“Of course,” I responded, “that’s why Nana and Nani left everything behind in India to move here. They always told me if you worked hard and never gave up you could be anything you want to be in America.”
“Does that mean I could be Miss America?” Saige asked eagerly.
Beauty pageants, regardless of who wins, evoke mixed feelings in me. “Yes that, or you could be an astronaut, the president, a veterinarian, a psychologist. Though it’s pretty cool that someone Indian won. I didn’t think that could happen.”
“Maybe Nana and Nani were right. When you grow up in America, you can be anything you want. You just have to keep practicing and trying.”

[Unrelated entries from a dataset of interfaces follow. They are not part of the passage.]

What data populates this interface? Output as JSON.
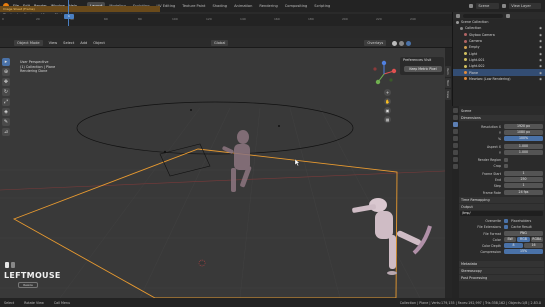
{
  "menubar": {
    "items": [
      "File",
      "Edit",
      "Render",
      "Window",
      "Help"
    ],
    "workspaces": [
      "Layout",
      "Modeling",
      "Sculpting",
      "UV Editing",
      "Texture Paint",
      "Shading",
      "Animation",
      "Rendering",
      "Compositing",
      "Scripting"
    ],
    "active_workspace": "Layout",
    "scene_name": "Scene",
    "view_layer": "View Layer"
  },
  "timeline": {
    "buttons": [
      "Playback",
      "Keying",
      "View",
      "Marker"
    ],
    "current_frame": "1",
    "ticks": [
      "0",
      "20",
      "40",
      "60",
      "80",
      "100",
      "120",
      "140",
      "160",
      "180",
      "200",
      "220",
      "240"
    ],
    "warning": "Image Sheet (Frame)"
  },
  "viewport_header": {
    "mode": "Object Mode",
    "menus": [
      "View",
      "Select",
      "Add",
      "Object"
    ],
    "transform": "Global",
    "overlays_label": "Overlays"
  },
  "viewport": {
    "overlay_lines": [
      "User Perspective",
      "(1) Collection | Plane",
      "Rendering Done"
    ],
    "popup_title": "Preferences Visit",
    "popup_button": "Keep Metric Pixel",
    "last_key": "LEFTMOUSE",
    "last_key_button": "Resize"
  },
  "side_tabs": [
    "Item",
    "Tool",
    "View"
  ],
  "outliner": {
    "header": "Scene Collection",
    "rows": [
      {
        "name": "Collection",
        "color": "#8a8a8a"
      },
      {
        "name": "Skybox Camera",
        "color": "#b06464"
      },
      {
        "name": "Camera",
        "color": "#b06464"
      },
      {
        "name": "Empty",
        "color": "#d0a050"
      },
      {
        "name": "Light",
        "color": "#d0c060"
      },
      {
        "name": "Light.001",
        "color": "#d0c060"
      },
      {
        "name": "Light.002",
        "color": "#d0c060"
      },
      {
        "name": "Plane",
        "color": "#e08a3a"
      },
      {
        "name": "Mewtwo (Low Rendering)",
        "color": "#e08a3a"
      }
    ],
    "selected_index": 7
  },
  "properties": {
    "scene_label": "Scene",
    "section_dimensions": "Dimensions",
    "resolution_label": "Resolution X",
    "resolution_x": "1920 px",
    "resolution_y_label": "Y",
    "resolution_y": "1080 px",
    "percent_label": "%",
    "percent": "100%",
    "aspect_label": "Aspect X",
    "aspect_x": "1.000",
    "aspect_y": "1.000",
    "render_region_label": "Render Region",
    "crop_label": "Crop",
    "frame_start_label": "Frame Start",
    "frame_start": "1",
    "end_label": "End",
    "frame_end": "250",
    "step_label": "Step",
    "frame_step": "1",
    "frame_rate_label": "Frame Rate",
    "frame_rate": "24 fps",
    "section_time_remap": "Time Remapping",
    "section_output": "Output",
    "output_path": "/tmp/",
    "overwrite_label": "Overwrite",
    "file_extensions_label": "File Extensions",
    "placeholders_label": "Placeholders",
    "cache_result_label": "Cache Result",
    "file_format_label": "File Format",
    "file_format": "PNG",
    "color_label": "Color",
    "color_opts": [
      "BW",
      "RGB",
      "RGBA"
    ],
    "color_depth_label": "Color Depth",
    "color_depth": [
      "8",
      "16"
    ],
    "compression_label": "Compression",
    "compression": "15%",
    "section_metadata": "Metadata",
    "section_stereoscopy": "Stereoscopy",
    "section_post": "Post Processing"
  },
  "statusbar": {
    "left": "Select",
    "middle": "Rotate View",
    "right_menu": "Call Menu",
    "stats": "Collection | Plane | Verts:179,155 | Faces:192,997 | Tris:358,162 | Objects:1/8 | 2.83.0"
  }
}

I nodded in agreement, though the one thing I never wanted to be when I grew up was Indian. I spent a lot of time hating and hiding that I was, and trying not to look in the mirror, which would make salient what I was most ashamed of that I am Indian.

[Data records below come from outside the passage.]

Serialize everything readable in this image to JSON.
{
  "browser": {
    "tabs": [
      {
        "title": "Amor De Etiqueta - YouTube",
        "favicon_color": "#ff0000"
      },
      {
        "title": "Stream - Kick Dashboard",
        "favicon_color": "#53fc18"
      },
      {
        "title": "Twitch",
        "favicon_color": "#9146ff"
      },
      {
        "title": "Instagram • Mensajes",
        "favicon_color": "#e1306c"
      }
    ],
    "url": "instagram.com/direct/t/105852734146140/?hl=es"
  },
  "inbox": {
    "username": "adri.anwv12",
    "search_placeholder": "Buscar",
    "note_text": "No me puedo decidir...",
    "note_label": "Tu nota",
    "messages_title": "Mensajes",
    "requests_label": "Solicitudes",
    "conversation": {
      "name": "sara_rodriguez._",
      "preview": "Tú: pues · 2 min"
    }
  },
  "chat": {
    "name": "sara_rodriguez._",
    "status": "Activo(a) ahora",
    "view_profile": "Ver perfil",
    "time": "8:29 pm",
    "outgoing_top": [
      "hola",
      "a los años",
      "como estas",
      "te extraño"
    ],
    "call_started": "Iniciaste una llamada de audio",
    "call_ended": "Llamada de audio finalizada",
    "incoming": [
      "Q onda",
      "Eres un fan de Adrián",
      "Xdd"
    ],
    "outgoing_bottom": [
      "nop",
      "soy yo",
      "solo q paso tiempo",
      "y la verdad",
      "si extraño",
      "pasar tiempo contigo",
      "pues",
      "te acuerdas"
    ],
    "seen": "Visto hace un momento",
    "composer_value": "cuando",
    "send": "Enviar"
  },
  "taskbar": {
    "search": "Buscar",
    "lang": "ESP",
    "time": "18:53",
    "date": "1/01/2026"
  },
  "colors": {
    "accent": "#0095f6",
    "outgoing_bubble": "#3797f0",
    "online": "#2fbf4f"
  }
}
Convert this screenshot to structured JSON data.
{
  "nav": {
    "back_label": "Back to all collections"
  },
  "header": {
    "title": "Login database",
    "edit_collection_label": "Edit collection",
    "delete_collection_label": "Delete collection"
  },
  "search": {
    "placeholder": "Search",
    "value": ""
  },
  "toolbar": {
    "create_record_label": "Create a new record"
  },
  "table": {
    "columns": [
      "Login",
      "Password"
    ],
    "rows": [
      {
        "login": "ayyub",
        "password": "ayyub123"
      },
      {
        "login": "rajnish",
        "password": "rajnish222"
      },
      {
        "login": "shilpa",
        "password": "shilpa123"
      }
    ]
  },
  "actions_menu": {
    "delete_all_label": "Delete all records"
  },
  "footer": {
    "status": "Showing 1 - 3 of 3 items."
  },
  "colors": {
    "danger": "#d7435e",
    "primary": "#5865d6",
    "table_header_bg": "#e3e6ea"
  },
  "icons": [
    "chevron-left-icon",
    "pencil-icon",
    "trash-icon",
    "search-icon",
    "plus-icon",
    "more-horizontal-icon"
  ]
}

“Look at yourself in the mirror: you have not taken one peep.” Sophie says to Jane Eyre prior to her initial failed attempt to marry Rochester. Turning toward the mirror Jane sees “…a robed and veiled figure, so unlike my usual self that it seemed almost the image of a stranger.” While we repeatedly find Jane not recognizing her reflection, we see a different Jane emerge in response to Rochester, who she does eventually marry, as he teases her that he would like to visit Europe with “a very angel” like her “as [his] comforter.” Jane is quick to retort, “I laughed at him as he said this. “I am not an angel,” I asserted; “and I will not be one till I die: I will be myself.”
It’s taken me some time and self-reflection to get here, where I can say, I like who I am and what I see. And while I haven’t seen a “Proud to be Indian” t-shirt, if I did, I would wear it, finally knowing that I am.
I’m not sure what that boy and others like him who teased me see when they look in the mirror.
I know what I see.
When Dumbledore finds Harry Potter returning repeatedly to the Mirror of Erised he says to him, “The mirror shows us nothing more or less than the deepest, most desperate desires of our hearts…The happiest man on earth would look into the mirror and see only himself, exactly as he is.”
What I see is myself.
Part 2 will examine ways to address racial teasing. To continue the discussion please follow me on Facebook and Twitter.
Erikson, E.H. (1968) Identity: Youth and Crisis. New York: W.W. Norton & Company.
Iyer, D. S., & Haslam, N. (2003). Body image and eating disturbances among South Asian-American women: The role of racial teasing. International Journal of Eating Disorders, 34, 142–147.
Iyer, D. S., & Haslam, N. (2006). The Psychological Cost of New Cosmopolitanism: Eating Disorders in the Context of Globalization. In G. Rajan & S. Sharma, New Cosmopolitanisms: South Asians in the US (pp. 138-149). California: Stanford University Press.
Tee, K. (1997). Between two cultures: Exploring the voices of first and second generation South Asian women. Unpublished doctoral dissertation, Simon Frasier University.
[ii] Public shaming page regarding racist tweets about Miss America: http://publicshaming.tumblr.com/search/miss+america